INFORMATION SUPPLIED Block Start
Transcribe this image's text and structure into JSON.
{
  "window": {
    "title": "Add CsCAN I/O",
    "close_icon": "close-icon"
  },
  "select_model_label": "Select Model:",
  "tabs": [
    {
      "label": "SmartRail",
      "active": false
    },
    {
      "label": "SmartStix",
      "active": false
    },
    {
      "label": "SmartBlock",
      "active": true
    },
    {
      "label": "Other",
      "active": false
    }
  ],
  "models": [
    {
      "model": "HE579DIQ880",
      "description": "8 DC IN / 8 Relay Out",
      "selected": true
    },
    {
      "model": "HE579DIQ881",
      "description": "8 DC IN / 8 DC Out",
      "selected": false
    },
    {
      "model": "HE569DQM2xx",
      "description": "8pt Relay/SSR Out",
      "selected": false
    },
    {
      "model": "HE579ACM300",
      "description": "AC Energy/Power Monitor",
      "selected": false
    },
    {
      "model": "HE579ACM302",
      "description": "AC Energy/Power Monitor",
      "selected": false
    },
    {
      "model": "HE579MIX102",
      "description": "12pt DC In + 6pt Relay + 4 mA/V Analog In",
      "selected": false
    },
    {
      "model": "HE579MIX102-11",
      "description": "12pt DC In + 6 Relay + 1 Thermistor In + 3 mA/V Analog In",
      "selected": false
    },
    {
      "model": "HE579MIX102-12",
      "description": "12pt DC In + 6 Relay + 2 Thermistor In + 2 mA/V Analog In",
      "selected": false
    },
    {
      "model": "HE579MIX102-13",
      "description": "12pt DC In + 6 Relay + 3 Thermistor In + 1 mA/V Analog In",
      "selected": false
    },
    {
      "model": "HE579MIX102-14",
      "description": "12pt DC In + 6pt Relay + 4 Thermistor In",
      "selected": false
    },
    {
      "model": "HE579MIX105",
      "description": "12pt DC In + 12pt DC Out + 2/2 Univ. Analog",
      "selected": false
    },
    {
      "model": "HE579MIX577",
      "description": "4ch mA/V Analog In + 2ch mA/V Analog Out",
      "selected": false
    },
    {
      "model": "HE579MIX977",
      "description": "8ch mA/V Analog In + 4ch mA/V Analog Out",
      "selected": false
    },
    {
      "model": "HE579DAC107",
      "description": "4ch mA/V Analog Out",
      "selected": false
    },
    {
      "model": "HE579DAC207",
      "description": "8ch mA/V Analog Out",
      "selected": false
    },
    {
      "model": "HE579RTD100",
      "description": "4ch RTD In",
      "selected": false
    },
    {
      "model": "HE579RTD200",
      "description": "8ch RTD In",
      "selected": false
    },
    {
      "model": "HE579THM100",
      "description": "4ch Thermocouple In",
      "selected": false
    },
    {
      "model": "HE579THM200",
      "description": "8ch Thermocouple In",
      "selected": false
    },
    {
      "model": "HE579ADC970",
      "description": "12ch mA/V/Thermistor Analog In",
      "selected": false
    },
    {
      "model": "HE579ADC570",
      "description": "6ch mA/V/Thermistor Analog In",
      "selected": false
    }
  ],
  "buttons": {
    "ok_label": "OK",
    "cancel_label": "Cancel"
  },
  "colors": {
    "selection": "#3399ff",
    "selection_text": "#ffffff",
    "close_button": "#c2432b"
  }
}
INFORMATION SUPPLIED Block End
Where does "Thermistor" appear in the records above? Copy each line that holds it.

      "description": "12pt DC In + 6 Relay + 1 Thermistor In + 3 mA/V Analog In",
      "description": "12pt DC In + 6 Relay + 2 Thermistor In + 2 mA/V Analog In",
      "description": "12pt DC In + 6 Relay + 3 Thermistor In + 1 mA/V Analog In",
      "description": "12pt DC In + 6pt Relay + 4 Thermistor In",
      "description": "12ch mA/V/Thermistor Analog In",
      "description": "6ch mA/V/Thermistor Analog In",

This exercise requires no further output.